= Task details =
Scan the material for the word "Codice" and copy each line where it occurs.

= Data provided =
==================================================
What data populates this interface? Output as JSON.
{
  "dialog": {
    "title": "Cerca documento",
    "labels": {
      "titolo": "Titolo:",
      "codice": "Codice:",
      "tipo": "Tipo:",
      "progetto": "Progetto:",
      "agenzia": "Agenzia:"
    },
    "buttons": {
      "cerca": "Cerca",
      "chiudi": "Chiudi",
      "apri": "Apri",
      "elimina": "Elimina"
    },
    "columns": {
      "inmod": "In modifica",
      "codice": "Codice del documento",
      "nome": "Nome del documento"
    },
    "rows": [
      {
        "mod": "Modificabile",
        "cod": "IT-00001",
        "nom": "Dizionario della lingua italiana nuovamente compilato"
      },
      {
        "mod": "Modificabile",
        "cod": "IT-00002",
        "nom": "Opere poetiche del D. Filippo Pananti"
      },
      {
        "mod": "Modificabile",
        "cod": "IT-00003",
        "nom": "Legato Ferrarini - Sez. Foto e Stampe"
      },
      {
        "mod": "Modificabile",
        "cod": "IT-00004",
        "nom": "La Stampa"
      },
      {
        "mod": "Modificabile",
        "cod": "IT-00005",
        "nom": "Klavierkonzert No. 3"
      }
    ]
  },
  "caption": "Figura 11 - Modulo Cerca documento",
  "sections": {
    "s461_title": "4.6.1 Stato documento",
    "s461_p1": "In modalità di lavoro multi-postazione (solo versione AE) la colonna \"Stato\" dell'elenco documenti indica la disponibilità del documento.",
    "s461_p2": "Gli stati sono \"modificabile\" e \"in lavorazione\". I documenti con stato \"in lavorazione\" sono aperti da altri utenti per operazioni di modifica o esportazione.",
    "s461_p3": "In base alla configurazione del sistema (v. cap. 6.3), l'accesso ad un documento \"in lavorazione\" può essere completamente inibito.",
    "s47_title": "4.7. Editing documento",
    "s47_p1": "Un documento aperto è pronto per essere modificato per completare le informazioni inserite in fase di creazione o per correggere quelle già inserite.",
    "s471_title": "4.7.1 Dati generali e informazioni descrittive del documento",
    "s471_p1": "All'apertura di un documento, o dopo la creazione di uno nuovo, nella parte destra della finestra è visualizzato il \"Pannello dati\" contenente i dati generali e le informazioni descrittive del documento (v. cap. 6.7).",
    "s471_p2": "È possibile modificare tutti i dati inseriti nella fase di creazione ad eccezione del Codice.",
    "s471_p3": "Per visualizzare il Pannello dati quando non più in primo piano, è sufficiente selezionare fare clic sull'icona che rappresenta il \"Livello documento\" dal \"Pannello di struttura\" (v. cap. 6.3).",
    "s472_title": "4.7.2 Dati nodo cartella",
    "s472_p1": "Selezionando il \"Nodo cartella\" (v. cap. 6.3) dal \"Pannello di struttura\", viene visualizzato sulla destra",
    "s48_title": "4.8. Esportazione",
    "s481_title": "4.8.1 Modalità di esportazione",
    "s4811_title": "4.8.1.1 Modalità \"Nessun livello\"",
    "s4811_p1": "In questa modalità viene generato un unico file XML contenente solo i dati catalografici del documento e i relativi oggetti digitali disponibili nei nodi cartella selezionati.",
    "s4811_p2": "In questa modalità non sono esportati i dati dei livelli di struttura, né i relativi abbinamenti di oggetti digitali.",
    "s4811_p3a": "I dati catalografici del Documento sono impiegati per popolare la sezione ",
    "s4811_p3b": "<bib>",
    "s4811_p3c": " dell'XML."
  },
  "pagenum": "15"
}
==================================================
= Response area =
      "codice": "Codice:",
      "codice": "Codice del documento",
    "s471_p2": "È possibile modificare tutti i dati inseriti nella fase di creazione ad eccezione del Codice.",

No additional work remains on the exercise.